- Action item -
Whenever a line in the entries includes the word "kebab", copy that line out.
***** Data extracts *****
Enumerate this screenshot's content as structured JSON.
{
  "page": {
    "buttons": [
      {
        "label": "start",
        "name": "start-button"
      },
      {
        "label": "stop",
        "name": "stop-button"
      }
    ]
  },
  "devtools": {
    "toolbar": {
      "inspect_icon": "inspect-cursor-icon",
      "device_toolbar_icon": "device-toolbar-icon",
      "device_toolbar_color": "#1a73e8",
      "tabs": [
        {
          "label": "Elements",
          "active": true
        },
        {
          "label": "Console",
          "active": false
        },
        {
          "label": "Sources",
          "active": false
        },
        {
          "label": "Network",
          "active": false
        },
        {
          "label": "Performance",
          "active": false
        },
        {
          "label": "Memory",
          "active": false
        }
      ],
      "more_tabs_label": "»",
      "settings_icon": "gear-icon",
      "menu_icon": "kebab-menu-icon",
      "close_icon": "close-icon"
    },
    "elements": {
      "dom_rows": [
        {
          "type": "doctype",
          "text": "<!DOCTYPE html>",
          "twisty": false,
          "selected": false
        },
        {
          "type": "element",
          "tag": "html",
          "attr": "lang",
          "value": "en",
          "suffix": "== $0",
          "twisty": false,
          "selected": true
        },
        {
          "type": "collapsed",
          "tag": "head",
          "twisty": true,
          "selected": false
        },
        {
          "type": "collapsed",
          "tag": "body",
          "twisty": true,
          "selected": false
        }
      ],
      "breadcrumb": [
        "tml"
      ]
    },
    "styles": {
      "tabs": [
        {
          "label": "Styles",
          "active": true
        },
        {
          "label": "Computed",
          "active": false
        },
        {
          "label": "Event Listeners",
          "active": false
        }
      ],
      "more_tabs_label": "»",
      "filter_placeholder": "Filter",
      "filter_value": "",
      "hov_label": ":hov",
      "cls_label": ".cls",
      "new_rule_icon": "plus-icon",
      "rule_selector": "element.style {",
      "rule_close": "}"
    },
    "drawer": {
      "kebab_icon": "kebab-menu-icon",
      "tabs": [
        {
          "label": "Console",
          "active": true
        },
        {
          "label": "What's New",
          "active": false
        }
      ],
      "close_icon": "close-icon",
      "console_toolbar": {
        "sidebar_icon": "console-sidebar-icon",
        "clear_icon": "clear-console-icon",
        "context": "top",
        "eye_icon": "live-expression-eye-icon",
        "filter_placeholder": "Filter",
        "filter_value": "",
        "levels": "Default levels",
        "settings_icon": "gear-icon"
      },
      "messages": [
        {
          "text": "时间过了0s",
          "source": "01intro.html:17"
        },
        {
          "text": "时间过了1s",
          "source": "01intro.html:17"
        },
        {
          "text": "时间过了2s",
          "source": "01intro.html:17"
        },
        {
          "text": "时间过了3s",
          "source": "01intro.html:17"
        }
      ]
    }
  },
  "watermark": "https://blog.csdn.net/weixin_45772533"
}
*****
- Answer area -
      "menu_icon": "kebab-menu-icon",
      "kebab_icon": "kebab-menu-icon",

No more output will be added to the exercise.